*EXERCISE DATA:*

---*---

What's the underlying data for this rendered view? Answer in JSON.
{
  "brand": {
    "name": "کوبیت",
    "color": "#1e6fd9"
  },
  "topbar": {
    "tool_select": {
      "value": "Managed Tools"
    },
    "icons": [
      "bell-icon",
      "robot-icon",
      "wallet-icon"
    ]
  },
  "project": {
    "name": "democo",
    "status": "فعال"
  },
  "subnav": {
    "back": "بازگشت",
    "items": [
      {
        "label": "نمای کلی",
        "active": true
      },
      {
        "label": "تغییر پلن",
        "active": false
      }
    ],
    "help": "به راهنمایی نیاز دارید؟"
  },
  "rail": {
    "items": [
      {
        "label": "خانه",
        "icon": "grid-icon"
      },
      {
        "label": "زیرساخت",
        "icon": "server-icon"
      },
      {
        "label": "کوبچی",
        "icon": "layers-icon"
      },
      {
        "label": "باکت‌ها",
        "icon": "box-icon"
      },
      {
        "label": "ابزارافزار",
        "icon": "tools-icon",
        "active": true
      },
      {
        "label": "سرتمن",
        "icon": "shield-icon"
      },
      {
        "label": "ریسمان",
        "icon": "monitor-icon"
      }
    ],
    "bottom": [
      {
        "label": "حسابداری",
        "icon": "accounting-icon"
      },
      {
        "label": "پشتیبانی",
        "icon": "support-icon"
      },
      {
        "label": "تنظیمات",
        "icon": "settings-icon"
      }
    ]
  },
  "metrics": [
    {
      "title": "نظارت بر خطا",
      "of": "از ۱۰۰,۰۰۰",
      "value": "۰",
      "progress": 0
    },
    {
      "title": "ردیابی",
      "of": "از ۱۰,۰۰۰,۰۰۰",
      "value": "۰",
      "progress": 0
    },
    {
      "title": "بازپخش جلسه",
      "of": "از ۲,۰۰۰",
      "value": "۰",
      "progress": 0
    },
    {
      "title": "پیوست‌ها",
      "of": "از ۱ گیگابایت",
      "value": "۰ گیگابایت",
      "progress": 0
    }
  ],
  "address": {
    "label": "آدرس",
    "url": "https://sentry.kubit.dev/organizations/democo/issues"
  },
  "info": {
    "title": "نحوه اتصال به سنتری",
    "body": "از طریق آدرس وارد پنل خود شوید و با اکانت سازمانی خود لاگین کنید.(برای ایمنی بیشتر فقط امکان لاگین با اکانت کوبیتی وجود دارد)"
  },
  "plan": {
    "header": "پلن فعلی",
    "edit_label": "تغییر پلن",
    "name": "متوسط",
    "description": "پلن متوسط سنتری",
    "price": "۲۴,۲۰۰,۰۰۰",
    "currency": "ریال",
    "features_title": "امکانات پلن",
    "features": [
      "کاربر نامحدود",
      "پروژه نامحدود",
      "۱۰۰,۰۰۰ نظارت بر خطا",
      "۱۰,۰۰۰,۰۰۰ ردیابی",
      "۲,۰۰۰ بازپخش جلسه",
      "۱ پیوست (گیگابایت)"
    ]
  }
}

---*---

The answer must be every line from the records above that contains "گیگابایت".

      "of": "از ۱ گیگابایت",
      "value": "۰ گیگابایت",
      "۱ پیوست (گیگابایت)"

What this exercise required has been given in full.